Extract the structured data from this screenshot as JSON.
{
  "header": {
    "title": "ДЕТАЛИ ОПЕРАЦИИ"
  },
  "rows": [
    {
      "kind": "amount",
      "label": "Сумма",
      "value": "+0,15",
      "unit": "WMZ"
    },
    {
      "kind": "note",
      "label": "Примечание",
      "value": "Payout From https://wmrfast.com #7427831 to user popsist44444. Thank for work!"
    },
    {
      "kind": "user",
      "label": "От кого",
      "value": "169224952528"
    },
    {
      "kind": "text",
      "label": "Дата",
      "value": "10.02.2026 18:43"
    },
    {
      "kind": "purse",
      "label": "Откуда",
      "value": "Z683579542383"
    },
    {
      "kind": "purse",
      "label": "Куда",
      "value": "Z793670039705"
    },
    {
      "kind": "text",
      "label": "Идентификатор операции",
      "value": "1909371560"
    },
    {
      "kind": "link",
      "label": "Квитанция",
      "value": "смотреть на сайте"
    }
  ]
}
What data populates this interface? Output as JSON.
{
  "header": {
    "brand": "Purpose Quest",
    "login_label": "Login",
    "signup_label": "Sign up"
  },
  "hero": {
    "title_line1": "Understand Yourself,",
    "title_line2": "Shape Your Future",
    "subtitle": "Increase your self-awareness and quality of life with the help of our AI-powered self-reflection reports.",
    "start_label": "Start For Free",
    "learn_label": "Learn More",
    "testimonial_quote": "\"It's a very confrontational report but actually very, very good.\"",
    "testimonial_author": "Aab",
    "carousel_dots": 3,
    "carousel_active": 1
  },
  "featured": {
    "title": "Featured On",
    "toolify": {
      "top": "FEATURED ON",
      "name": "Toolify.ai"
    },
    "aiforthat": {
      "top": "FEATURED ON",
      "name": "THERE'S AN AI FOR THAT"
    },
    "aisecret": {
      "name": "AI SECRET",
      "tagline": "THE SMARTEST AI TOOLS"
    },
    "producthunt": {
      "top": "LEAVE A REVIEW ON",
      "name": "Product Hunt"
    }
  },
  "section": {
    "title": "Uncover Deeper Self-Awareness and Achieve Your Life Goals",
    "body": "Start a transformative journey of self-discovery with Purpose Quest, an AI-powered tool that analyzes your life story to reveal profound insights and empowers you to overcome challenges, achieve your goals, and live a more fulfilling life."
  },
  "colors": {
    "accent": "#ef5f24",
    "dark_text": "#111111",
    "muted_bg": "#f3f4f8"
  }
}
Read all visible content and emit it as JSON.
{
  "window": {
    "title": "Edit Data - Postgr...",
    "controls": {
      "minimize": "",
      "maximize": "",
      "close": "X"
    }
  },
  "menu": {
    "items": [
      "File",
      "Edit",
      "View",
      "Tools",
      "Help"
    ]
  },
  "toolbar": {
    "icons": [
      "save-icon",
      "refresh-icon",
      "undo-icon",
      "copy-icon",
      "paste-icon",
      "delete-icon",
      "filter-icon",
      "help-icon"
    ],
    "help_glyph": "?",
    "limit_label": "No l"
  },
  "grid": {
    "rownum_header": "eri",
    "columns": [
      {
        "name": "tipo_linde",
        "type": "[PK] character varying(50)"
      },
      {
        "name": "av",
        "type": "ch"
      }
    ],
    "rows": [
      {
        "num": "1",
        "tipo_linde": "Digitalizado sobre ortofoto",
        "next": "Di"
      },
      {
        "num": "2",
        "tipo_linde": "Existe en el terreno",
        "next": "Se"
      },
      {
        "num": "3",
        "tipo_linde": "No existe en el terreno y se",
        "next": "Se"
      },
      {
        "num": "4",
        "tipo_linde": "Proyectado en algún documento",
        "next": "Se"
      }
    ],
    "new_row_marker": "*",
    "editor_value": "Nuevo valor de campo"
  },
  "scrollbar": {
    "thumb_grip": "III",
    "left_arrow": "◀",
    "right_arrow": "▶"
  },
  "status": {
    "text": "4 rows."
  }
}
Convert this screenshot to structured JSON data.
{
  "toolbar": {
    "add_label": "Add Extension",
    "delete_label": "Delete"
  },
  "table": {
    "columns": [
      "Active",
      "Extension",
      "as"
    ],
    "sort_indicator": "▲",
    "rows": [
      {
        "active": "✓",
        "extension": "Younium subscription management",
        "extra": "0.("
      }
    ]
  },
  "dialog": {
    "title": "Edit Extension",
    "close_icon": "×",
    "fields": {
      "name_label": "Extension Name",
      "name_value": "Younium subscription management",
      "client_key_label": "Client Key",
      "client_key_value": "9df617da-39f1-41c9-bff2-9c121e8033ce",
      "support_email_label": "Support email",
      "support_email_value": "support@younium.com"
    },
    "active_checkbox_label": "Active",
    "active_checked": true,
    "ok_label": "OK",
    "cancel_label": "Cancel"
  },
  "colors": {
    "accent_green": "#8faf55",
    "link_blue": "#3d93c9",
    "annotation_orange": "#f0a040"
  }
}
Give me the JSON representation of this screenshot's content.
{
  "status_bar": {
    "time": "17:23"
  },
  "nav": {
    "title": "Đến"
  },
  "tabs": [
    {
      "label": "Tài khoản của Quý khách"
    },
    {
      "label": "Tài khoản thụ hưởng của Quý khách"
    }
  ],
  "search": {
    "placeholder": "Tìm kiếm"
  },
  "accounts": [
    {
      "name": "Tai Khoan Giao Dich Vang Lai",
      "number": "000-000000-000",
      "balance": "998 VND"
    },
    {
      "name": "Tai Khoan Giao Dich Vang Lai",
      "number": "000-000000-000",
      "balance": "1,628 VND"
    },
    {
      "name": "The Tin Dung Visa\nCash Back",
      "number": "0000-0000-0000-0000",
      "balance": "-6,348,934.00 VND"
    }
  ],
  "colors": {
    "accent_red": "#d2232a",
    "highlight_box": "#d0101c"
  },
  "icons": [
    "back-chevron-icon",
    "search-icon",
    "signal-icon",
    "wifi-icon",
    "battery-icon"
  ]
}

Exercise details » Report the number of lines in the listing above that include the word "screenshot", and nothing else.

Solution to this task » 3